You can read more here.
If Al Franken can become a senator, can’t David Mitchell become PM? Pleeeaase??
Governments and legislatures shouldn’t tell people what they can and can’t wear. By doing so, they would, in every sense, be taking a massive liberty. As long as people aren’t wearing crotchless jeans outside primary schools or deely boppers with attached sparklers on petrol station forecourts, we’ve all got the right to wear exactly what the hell we like and I can barely believe that we’re having this debate…
None of this means I think there’s anything good about wearing a burqa. I think it’s daft. I think any belief system that concludes that half the population should go around constantly covered from head to toe in black cloth, whether out of modesty, humility, tradition or stealth, has a massive flaw in it.
And, while I’m at it, I think that it’s ridiculous to believe in transubstantiation, that considering the Bible to be the literal word of God reduces that supposedly omnipotent being to a muddle-headed maniac and that the Hindu caste system and Roman Catholic rules against contraception could have been invented by Satan. There! Now no one will be able to guess who’s killed me….
There’s altogether too much harping on respect and banning these days. If you can’t respect something, you should ban it. If it’s not banned, you should respect it. Bullshit. There is a huge gulf of toleration between respect and banning. In a free society, people should be allowed to do what they want wherever possible. The loss of liberty incurred by any alternative principle is too high a price to pay to stop people making dicks of themselves.

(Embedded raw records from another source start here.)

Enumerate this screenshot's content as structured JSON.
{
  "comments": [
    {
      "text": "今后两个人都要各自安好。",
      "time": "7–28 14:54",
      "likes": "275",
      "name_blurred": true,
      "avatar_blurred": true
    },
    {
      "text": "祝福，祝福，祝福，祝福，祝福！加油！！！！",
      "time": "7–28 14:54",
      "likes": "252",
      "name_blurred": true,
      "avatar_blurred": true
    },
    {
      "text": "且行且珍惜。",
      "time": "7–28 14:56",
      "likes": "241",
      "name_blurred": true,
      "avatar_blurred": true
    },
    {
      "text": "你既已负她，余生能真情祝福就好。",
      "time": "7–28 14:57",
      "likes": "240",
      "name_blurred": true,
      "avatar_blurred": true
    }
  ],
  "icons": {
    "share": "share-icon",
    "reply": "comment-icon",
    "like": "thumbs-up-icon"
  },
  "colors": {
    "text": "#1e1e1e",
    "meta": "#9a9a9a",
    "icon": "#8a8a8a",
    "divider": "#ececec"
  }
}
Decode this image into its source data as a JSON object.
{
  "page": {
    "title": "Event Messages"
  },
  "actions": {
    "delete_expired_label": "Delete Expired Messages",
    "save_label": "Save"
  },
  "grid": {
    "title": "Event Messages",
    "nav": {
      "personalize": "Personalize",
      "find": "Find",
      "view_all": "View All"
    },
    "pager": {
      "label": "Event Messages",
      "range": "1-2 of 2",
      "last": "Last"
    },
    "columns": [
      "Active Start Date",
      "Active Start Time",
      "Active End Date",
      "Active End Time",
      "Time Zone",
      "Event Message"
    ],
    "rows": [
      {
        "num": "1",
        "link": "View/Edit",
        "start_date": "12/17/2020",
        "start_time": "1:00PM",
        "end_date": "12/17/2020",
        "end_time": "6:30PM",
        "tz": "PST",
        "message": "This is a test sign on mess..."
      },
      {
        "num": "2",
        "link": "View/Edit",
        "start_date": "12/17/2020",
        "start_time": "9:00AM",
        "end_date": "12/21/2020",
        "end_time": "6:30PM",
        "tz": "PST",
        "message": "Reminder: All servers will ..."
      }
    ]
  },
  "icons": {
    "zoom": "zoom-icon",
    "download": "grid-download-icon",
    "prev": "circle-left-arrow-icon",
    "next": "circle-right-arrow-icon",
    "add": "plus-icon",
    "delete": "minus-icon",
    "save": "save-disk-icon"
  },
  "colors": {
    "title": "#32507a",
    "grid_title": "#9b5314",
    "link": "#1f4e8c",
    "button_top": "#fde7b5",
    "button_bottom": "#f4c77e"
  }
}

But, if people are using their freedoms to make dicks of themselves, other people should be able to say so.
Full article here.
UPDATE: you can support David Mitchell for PM here.